Inspired by Lorgia García Peña’s book, Community as Rebellion: A Syllabus for Surviving Academia as a Woman of Color, our group (Karanja Carroll, Tara Coleman, Alexis Jemal, and Erica Roe) elected to explore community-building as our public knowledge project. The purpose of this project was threefold: 1) We aimed to center for the voices of our students. 2) We wanted the project to build community through the discussion of community building and the sharing of community-building strategies. 3) We wanted to create a repository of community-building techniques, suggestions, critiques, and offerings. The project consisted of creating an Instagram account for people to post their responses to questions and organizing a virtual launch on zoom on 12/6/22, 4 – 5 PM.
We asked our students the following questions:
- How Do We Create Community in Education (the classroom)?”
- What is one thing your professor does that you would imitate or change if you were teaching this class?
- If you were leading a group, what is one community-building strategy from your classroom that you would adapt and how?
- “How do we hold each other accountable for building community?”
- What does accountability look like when building community in the classroom?
- What are the challenges to creating community in the classroom?
The organizers invited their students to post responses to the Instagram account handle Notthemasterstools or using the hashtag #Notthemasterstools. Approximately 30 people from the CUNY community (including about 5 of the organizers’ students) attended the Zoom meeting.
The Zoom meeting began with Karanja opening with a warm welcome. He introduced TLH and the team. Importantly, he introduced our project and gave context for our project on community building. Lastly, he discussed examples of his methods of community-building. Erica and Tara presented the community building project. They displayed the Instagram posts and discussed community building methods in their class. Erica displayed a powerpoint with her students’ thoughts on community building. They discussed strategies such as pair share, mentimeter, and charades. Tara also introduced her student’s comments using Jamboard. Tara opened the discussion for comments from the audience and several people shared. Many of the comments provided a smooth transition to the last section of the session on accountability facilitated by Alexis. Alexis introduced herself and gave examples of community-building strategies that she uses. After a brief introduction on accountability, Alexis led the attendees in an activity wherein the attendees used Jamboard to answer the questions originally posed to the students. While participants answered the questions, two songs by Nina Simone were played.
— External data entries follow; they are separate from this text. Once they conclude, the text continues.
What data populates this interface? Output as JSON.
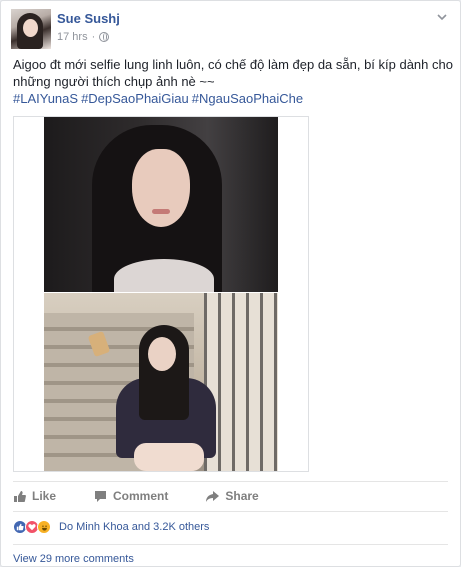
{
  "post": {
    "author": "Sue Sushj",
    "time": "17 hrs",
    "dot": "·",
    "privacy_icon": "globe-icon",
    "menu_icon": "chevron-down-icon",
    "text": "Aigoo đt mới selfie lung linh luôn, có chế độ làm đẹp da sẵn, bí kíp dành cho những người thích chụp ảnh nè ~~",
    "hashtags": [
      "#LAIYunaS",
      "#DepSaoPhaiGiau",
      "#NgauSaoPhaiChe"
    ]
  },
  "actions": {
    "like": "Like",
    "comment": "Comment",
    "share": "Share"
  },
  "reactions": {
    "icons": [
      "like-icon",
      "love-icon",
      "haha-icon"
    ],
    "summary": "Do Minh Khoa and 3.2K others"
  },
  "comments": {
    "view_more": "View 29 more comments"
  },
  "colors": {
    "link": "#365899",
    "muted": "#90949c",
    "like": "#4267b2",
    "love": "#f25268",
    "haha": "#f7b125"
  }
}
After about 10 minutes, the attendees debriefed the Jamboard and shared what resonated for them from the postings. After a generative discussion, we asked if anyone had questions or comments. We encouraged participants to continue using the hashtag and we thanked the guests for coming.